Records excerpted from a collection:
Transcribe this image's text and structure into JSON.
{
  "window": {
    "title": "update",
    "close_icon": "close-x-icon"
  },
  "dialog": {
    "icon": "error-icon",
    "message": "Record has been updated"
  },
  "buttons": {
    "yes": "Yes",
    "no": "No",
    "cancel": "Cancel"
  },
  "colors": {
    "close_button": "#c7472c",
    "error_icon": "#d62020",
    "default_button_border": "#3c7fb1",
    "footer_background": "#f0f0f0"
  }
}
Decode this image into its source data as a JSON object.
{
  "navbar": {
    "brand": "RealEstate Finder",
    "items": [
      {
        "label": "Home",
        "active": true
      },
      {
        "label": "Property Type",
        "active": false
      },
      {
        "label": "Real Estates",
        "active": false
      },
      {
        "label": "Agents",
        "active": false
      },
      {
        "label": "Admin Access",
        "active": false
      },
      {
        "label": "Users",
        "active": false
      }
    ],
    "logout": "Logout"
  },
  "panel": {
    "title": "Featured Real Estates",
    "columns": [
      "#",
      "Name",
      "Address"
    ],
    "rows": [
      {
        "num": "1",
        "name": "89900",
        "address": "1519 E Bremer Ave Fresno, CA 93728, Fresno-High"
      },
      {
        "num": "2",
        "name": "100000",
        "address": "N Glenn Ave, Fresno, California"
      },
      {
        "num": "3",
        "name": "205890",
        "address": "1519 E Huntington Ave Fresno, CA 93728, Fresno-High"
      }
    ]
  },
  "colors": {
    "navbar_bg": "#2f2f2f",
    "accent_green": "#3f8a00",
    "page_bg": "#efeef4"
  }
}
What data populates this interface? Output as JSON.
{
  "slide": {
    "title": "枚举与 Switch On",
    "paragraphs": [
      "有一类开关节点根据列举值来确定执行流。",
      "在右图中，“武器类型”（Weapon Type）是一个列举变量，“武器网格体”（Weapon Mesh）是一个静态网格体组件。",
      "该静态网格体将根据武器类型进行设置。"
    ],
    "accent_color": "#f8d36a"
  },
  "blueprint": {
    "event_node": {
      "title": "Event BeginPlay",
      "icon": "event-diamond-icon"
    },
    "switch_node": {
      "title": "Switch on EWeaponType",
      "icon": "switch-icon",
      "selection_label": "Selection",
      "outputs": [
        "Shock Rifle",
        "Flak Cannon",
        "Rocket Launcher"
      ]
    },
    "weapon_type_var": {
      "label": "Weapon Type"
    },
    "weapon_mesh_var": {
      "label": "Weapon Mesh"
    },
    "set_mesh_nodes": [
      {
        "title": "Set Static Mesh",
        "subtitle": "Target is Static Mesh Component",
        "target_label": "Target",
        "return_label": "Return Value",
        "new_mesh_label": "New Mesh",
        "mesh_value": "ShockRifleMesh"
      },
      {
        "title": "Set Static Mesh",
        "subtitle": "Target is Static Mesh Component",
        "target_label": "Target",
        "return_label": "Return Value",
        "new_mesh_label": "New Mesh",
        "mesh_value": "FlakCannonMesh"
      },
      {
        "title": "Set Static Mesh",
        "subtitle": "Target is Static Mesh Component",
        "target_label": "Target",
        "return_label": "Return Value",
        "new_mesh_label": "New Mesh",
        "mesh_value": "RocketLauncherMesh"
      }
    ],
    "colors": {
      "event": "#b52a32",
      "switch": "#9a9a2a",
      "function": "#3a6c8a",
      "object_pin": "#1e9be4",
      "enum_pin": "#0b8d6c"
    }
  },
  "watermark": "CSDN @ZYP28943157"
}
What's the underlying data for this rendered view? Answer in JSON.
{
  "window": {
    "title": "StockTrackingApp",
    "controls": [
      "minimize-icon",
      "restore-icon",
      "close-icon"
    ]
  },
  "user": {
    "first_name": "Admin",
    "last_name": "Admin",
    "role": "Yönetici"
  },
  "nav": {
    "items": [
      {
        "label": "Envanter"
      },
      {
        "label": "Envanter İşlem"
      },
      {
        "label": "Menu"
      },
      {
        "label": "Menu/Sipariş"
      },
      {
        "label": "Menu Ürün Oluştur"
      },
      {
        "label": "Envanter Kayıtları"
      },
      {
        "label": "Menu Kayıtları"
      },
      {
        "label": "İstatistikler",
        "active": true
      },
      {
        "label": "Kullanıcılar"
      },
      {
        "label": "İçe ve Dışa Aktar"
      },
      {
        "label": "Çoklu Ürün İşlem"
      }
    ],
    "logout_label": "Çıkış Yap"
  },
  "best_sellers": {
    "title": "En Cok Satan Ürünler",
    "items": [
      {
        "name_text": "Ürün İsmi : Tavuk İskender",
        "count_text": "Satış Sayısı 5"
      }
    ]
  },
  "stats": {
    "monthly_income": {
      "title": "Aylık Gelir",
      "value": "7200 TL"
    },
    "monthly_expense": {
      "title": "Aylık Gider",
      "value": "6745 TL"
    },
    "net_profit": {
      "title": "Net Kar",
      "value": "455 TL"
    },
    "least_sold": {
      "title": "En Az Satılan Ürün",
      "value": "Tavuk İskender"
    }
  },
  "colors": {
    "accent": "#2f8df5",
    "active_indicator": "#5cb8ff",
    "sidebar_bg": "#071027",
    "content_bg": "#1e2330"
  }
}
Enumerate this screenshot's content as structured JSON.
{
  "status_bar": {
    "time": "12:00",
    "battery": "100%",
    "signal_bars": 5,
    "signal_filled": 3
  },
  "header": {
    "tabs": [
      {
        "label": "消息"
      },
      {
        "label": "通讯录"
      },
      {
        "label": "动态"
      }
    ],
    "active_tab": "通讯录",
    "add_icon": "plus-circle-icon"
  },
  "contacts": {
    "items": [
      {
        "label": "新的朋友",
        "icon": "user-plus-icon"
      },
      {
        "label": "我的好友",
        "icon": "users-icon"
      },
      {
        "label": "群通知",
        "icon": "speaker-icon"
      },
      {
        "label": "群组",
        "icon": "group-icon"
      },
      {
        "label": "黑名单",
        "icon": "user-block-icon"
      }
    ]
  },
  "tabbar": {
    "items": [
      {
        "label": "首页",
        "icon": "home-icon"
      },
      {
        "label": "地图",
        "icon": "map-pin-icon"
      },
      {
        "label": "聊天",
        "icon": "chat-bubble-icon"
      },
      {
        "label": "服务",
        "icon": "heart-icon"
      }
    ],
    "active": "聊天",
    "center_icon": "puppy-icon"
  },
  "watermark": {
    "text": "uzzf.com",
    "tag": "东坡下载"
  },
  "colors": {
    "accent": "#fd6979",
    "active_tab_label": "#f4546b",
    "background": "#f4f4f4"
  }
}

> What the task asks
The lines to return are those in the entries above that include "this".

> Completed task
Transcribe this image's text and structure into JSON.
Decode this image into its source data as a JSON object.
What data populates this interface? Output as JSON.
What's the underlying data for this rendered view? Answer in JSON.
Enumerate this screenshot's content as structured JSON.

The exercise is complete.